# Description of the task
Please return every line in the following data that includes the string "structured".

# The data
>>>>

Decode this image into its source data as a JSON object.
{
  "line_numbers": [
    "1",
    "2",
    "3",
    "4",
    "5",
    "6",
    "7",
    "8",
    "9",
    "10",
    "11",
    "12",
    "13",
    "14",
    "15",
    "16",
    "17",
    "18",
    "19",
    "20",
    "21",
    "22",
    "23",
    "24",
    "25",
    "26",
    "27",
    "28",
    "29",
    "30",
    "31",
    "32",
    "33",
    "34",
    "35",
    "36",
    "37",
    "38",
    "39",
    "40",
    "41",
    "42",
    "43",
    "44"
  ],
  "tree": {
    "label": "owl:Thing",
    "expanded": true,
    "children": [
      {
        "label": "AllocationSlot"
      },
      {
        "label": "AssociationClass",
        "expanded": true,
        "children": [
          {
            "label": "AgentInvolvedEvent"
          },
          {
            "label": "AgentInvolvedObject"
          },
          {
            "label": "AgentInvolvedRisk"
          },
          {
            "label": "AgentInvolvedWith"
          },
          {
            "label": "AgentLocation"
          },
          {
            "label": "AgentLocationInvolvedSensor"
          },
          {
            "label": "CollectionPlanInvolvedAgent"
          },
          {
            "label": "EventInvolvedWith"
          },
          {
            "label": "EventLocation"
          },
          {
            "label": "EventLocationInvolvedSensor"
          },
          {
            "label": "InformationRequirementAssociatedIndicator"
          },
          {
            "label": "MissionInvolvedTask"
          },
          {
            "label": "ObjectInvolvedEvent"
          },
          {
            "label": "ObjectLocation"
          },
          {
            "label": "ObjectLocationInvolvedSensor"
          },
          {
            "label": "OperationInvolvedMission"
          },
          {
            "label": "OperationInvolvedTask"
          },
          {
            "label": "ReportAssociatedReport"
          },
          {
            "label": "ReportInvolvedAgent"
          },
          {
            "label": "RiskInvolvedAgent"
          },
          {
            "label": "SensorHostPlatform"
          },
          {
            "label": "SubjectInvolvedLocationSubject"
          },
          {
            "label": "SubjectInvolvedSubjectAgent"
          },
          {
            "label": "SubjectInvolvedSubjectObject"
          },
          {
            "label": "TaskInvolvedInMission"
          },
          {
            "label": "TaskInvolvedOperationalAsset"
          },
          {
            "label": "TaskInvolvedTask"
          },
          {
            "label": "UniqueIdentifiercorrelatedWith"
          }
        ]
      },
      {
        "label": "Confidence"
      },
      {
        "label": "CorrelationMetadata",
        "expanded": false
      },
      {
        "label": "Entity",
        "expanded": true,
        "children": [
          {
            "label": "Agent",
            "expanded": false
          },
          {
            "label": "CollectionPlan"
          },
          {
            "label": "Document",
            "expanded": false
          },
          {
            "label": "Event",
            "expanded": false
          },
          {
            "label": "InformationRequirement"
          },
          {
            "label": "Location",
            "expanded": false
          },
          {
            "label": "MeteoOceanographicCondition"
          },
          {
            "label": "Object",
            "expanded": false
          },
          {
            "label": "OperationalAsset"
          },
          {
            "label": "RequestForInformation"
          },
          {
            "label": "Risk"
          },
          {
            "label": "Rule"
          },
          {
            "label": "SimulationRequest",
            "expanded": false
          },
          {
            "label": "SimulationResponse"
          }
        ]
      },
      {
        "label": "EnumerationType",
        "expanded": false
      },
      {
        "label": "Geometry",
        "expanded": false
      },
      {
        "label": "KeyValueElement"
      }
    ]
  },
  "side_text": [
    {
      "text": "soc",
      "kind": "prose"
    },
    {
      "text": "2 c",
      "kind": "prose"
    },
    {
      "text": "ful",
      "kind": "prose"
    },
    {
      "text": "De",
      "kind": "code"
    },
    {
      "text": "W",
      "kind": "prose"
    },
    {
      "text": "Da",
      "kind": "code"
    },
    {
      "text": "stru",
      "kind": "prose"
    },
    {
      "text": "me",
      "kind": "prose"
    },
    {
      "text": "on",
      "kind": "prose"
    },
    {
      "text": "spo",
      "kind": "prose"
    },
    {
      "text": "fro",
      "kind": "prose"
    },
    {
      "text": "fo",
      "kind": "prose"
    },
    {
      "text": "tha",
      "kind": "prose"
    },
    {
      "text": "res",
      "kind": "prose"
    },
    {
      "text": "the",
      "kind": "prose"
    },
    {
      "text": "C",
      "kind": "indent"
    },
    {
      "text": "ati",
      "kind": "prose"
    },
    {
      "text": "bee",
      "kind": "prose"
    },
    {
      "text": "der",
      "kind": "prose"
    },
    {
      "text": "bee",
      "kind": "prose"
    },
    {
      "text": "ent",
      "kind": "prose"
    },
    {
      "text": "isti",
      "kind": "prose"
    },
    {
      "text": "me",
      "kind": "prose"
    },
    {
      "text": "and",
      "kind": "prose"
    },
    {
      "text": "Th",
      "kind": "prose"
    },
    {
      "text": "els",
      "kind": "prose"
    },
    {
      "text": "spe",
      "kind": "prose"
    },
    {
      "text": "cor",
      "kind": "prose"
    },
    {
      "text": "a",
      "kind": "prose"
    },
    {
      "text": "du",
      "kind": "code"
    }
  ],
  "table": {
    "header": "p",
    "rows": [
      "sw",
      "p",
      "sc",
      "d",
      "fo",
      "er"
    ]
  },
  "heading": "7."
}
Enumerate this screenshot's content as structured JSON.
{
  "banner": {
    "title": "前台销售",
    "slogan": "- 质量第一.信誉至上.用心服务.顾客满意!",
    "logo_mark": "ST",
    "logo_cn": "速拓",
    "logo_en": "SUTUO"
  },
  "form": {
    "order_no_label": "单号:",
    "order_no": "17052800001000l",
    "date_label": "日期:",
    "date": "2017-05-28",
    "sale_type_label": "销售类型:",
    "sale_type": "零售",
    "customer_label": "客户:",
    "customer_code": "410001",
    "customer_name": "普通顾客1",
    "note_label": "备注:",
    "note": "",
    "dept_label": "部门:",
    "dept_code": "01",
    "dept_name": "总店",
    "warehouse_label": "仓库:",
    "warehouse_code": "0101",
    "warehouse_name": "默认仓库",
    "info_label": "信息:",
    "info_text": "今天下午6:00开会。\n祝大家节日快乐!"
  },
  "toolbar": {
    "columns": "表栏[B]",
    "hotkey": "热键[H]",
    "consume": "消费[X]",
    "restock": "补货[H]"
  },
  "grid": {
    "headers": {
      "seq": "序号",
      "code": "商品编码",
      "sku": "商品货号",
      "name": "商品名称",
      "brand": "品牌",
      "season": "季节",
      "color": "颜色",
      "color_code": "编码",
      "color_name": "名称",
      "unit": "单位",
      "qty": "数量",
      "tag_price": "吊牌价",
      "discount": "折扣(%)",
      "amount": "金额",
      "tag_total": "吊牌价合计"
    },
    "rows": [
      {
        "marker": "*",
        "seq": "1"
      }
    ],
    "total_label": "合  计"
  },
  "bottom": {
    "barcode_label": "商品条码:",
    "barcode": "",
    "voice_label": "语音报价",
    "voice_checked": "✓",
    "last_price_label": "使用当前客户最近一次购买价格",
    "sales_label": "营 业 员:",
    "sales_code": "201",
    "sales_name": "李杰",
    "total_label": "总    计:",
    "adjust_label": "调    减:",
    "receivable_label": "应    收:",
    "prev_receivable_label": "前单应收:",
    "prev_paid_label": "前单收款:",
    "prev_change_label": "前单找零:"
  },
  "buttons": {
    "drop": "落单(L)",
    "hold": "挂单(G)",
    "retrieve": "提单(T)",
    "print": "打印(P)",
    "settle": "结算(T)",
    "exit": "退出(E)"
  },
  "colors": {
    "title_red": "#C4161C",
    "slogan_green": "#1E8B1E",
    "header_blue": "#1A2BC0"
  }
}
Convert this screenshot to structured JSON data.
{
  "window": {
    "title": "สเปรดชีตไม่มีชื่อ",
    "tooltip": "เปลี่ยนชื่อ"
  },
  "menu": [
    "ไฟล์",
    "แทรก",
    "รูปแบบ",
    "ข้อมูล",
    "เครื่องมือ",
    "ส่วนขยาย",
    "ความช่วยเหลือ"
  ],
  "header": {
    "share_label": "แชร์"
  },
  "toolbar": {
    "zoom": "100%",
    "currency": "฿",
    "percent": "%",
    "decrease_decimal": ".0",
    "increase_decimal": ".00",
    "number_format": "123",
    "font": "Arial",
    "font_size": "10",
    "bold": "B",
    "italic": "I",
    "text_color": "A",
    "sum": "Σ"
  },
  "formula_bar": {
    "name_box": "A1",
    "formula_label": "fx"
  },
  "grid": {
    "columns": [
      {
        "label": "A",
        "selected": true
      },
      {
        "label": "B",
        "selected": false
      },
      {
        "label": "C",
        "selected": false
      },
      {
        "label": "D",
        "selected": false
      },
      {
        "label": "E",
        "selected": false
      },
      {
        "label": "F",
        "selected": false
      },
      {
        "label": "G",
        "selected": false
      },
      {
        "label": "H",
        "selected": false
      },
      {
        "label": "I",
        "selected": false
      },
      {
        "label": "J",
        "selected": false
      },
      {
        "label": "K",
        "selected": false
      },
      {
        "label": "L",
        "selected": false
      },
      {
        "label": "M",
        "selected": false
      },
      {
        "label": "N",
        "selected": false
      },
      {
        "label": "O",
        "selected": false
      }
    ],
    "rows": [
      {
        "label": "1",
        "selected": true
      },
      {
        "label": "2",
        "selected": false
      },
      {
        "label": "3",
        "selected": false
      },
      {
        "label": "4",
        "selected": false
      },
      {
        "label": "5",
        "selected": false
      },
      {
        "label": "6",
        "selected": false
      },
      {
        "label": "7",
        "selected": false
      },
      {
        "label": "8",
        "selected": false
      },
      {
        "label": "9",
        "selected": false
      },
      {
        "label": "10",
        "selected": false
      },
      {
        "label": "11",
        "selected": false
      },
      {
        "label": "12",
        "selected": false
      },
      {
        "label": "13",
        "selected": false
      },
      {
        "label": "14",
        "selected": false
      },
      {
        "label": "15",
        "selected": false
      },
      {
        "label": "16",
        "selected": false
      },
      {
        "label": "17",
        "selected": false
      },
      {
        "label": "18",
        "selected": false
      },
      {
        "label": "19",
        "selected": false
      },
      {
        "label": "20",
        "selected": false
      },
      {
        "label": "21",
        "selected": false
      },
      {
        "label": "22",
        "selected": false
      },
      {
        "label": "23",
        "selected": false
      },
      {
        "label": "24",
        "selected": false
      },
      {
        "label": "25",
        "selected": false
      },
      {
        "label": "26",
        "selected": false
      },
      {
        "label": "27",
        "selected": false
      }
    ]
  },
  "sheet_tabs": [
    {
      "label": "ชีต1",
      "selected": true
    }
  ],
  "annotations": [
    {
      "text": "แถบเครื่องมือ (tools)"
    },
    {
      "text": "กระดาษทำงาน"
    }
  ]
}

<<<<

# Solution to this problem
Enumerate this screenshot's content as structured JSON.
Convert this screenshot to structured JSON data.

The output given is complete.